These shocking statistics are why technology giants IBM have come to Calerdale to trial a new project.

Sept 2015 Halifax IBM to consult on improving Calderdale Health with Calderdale Council at Square Chapel , Halifax - Paul Burtcher Directorof Public Health , Calderdale Council

Sept 2015 Halifax IBM to consult on improving Calderdale Health with Calderdale Council at Square Chapel , Halifax - Paul Burtcher Directorof Public Health , Calderdale Council

Experts from the American company have begun working with organisations across the borough to see how they can use data to help tackle Calderdale’s weighty problem.

Tim Pavlick, one of IBM’s expert team, said at the project’s launch event this week: “There are significant health problems in Calderdale, and in some communities length and quality of life are particularly bad.

“The question is: how do we use the richness of data we’re all starting to collect to tackle that?”

In the past, IBM’s charitable arm has worked with communities across the world to solve healthcare problems.

These include a project in Birmingham, Alabama, where they helped develop a plan for mobile food markets. This improved nutrition in areas of the city where fresh, healthy and affordable foods were scarce and prevented future health problems in the region.

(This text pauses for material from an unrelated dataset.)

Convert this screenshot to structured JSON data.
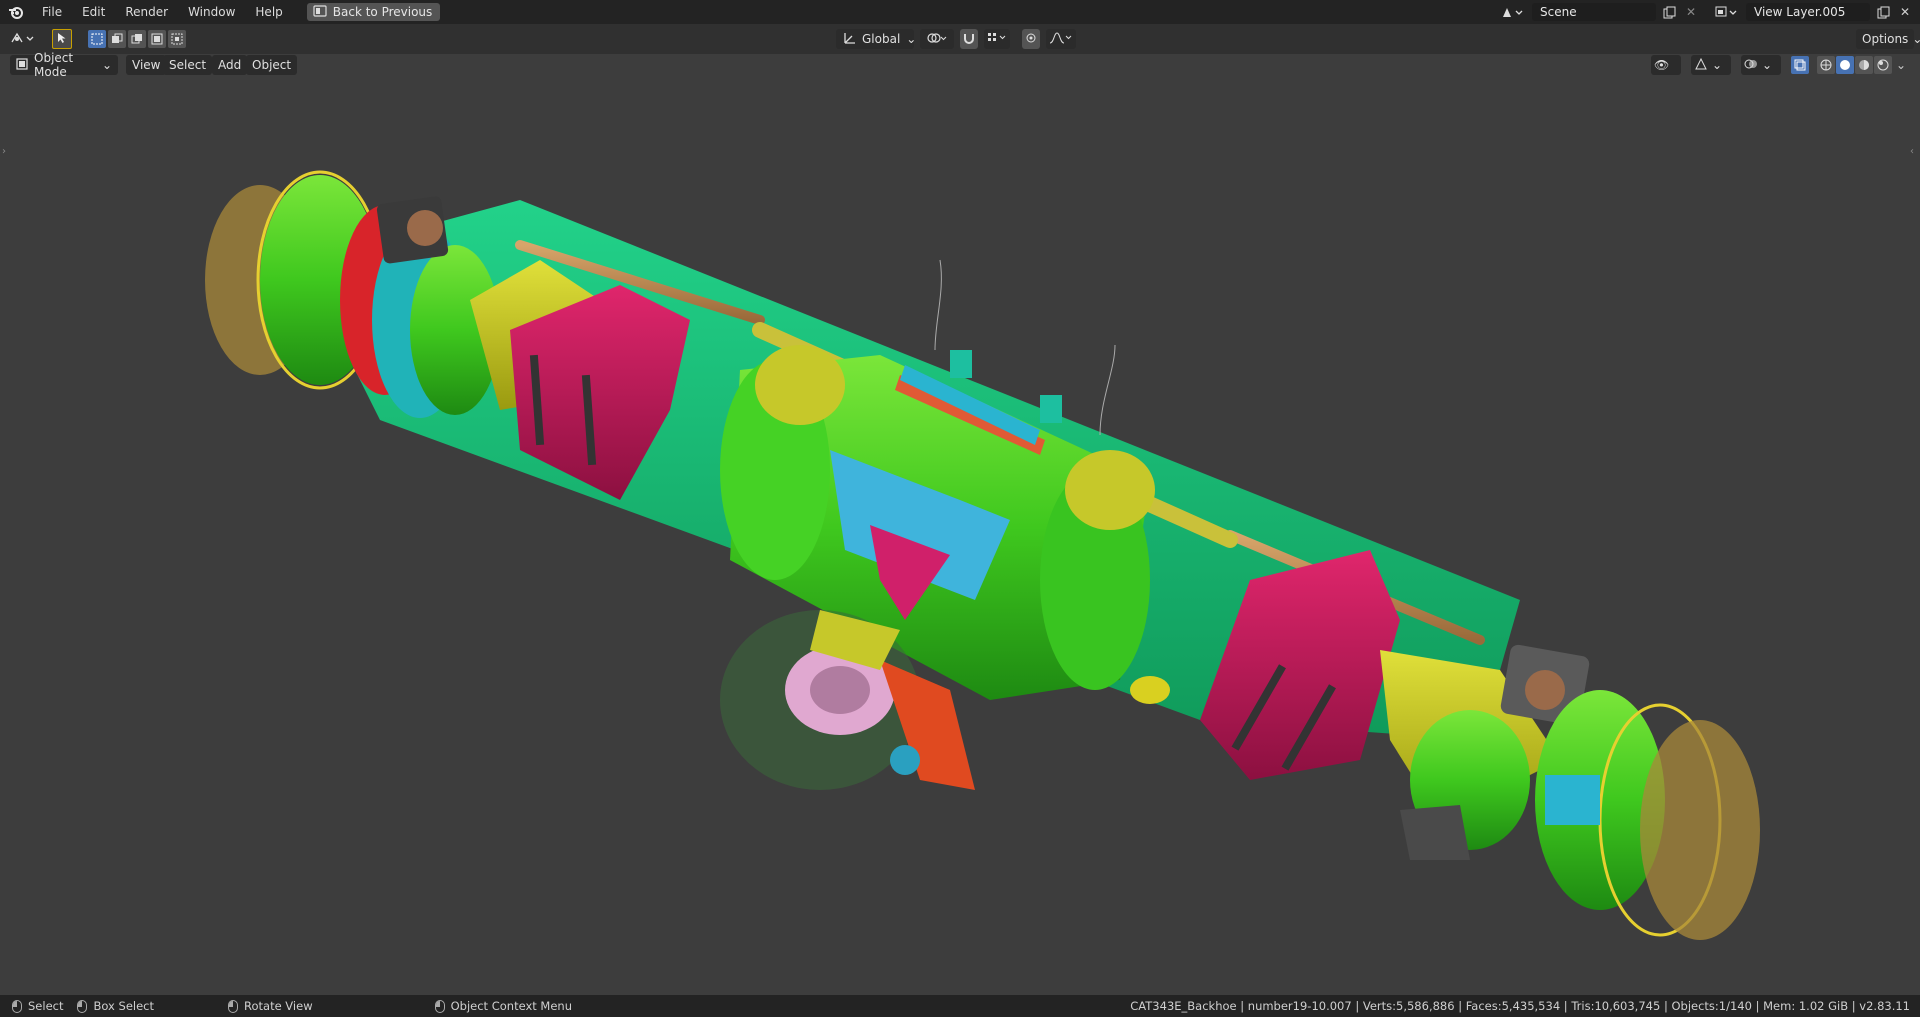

Now, IBM will use similar techniques to analyse why people in Calderdale have a hard time staying healthy, and work with the council to make a plan of action.

Over the course of three weeks, IBM will combine information from the Council; the NHS; Public Health England; Calderdale Clinical Commissioning Group; Calderdale and Huddersfield NHS Foundation Trust; Sports England and West Yorkshire Sport with their world class expertise in data analysis.

Tim Swift, leader of Calderdale Council, said: “This is a fantastic opportunity for us, and our partners in sport and health, to get a better understanding of the reasons why people don’t, or can’t, do more exercise.

“It might be down to a lack of childcare; time; cost or self-confidence, so the findings should tell us what we can do to help.”

IBM will use their new super computer, called Watson, to help analyse the enormous amounts of information it collects.

Watson is artificially intellegent, meaning it learns as it goes along. It has already been used in the healthcare industry to health improve care for patients with cancer, and will help IBM join to dots to find out what needs doing in Calderdale.

Coun Swift said: If we can understand more about who exercises and who doesn’t, and what actions we can take to encourage more people to exercise, then we can use our spending more effectively.”